■ Brief ■
Your answer should repeat every line of the records below in which the word "prev" appears.
Material to process below:
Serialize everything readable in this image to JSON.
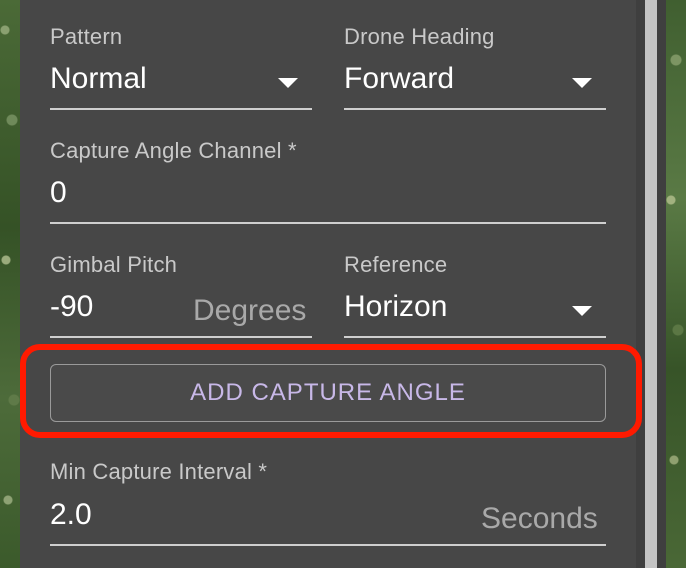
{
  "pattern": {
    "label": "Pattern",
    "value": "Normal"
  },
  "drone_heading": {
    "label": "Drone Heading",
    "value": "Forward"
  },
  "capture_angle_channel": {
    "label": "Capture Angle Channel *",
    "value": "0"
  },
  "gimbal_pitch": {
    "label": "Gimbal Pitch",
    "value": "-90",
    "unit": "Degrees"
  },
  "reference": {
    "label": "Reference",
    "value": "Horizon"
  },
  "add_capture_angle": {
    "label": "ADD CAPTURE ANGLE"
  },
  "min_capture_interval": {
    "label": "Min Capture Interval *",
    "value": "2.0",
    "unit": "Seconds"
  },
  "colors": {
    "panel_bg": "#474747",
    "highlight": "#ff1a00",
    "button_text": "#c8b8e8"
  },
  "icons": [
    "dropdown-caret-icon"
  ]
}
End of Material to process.
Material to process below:
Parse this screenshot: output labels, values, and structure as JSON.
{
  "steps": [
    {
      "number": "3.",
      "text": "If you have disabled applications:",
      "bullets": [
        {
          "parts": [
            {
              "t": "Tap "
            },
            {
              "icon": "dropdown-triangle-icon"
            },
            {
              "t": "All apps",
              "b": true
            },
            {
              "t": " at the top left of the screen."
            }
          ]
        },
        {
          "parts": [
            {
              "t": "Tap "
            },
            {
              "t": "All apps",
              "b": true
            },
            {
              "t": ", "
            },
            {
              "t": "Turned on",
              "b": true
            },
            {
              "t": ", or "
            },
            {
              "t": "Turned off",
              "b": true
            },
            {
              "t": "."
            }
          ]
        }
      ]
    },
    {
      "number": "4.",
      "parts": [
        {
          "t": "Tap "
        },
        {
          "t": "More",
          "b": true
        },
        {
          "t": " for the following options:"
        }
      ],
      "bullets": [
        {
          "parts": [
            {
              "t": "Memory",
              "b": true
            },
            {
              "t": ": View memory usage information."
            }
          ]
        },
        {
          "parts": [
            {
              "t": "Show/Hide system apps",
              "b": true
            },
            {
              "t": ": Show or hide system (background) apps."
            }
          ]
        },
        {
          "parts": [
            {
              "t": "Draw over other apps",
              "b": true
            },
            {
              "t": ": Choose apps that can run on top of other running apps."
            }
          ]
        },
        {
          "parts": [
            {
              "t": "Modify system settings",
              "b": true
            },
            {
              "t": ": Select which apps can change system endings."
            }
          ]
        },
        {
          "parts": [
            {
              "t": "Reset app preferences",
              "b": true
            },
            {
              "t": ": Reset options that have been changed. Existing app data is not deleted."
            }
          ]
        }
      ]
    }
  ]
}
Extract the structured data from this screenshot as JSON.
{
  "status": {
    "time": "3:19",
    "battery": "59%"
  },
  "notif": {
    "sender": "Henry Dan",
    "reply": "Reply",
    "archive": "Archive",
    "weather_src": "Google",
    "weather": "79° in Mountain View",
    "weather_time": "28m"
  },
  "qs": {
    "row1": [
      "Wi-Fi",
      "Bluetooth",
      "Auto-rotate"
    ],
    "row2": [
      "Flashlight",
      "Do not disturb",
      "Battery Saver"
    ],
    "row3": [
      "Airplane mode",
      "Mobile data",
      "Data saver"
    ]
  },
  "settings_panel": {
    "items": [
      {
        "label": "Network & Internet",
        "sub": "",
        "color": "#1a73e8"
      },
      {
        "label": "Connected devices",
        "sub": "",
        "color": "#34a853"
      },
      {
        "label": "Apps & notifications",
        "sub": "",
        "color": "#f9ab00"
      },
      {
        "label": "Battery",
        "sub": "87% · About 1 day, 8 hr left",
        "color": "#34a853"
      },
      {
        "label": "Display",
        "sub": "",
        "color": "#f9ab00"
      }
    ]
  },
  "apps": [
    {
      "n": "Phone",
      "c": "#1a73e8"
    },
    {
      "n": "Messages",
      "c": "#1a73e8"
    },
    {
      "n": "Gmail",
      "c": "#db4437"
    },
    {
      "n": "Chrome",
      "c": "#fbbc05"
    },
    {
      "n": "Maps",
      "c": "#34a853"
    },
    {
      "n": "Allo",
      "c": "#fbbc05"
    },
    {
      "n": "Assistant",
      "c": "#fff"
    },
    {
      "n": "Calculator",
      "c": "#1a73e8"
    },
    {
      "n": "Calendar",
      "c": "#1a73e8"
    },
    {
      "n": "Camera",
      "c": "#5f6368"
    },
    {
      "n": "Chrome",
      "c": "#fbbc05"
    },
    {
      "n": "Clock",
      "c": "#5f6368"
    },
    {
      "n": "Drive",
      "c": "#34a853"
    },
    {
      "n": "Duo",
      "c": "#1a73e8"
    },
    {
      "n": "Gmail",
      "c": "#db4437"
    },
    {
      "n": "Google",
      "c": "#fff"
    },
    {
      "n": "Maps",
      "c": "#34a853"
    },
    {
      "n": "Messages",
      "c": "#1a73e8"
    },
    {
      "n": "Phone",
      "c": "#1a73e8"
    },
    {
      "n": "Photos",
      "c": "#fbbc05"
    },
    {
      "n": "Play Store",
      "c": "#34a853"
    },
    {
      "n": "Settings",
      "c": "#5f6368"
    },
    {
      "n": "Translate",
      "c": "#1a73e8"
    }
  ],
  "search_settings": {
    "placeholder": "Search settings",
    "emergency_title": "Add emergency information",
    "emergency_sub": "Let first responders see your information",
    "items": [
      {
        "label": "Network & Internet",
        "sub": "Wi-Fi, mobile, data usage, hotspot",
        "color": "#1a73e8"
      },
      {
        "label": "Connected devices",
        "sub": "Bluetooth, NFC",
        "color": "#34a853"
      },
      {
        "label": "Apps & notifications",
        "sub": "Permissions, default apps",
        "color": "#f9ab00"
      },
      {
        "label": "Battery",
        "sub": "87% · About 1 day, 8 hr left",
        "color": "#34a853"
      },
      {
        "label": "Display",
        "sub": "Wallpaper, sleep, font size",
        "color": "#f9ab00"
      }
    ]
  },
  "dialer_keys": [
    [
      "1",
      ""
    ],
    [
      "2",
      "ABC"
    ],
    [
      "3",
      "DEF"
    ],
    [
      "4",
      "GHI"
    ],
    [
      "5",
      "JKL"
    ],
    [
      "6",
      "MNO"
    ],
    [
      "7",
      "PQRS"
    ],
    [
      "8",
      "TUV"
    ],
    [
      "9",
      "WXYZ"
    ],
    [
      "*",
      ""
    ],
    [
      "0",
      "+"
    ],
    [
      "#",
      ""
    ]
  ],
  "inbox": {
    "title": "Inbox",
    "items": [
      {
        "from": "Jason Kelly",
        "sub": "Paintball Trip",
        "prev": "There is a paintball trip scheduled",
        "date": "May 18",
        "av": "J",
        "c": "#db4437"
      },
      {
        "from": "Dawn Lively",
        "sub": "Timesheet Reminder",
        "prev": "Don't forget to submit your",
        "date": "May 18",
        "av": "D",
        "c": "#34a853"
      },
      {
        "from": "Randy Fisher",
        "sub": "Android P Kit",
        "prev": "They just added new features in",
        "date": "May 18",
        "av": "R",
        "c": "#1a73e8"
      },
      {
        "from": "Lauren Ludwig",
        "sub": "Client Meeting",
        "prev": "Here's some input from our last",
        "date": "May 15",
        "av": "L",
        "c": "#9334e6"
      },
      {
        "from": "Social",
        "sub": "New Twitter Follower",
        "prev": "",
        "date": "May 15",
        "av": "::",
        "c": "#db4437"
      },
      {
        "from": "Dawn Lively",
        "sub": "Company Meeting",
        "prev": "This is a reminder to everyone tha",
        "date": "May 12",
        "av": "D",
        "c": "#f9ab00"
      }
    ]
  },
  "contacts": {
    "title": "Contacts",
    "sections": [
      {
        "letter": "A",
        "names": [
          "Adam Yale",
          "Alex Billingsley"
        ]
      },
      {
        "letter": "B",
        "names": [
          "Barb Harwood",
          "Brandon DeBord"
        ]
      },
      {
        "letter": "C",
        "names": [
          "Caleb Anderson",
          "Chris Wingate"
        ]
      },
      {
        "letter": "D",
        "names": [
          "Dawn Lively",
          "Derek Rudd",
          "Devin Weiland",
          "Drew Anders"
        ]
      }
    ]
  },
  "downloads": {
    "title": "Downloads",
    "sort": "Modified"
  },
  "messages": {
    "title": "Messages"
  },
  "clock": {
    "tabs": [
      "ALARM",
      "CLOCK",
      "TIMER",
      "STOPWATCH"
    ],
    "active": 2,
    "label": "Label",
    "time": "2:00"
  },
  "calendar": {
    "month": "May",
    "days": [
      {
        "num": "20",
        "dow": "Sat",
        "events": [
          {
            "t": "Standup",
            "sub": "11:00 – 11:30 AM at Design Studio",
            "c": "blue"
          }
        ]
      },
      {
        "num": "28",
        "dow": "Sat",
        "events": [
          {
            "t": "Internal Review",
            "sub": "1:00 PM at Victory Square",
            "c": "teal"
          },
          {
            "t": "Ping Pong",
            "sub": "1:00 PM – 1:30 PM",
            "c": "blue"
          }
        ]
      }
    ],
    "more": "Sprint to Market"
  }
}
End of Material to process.
■ Task answer ■
        "prev": "There is a paintball trip scheduled",
        "prev": "Don't forget to submit your",
        "prev": "They just added new features in",
        "prev": "Here's some input from our last",
        "prev": "",
        "prev": "This is a reminder to everyone tha",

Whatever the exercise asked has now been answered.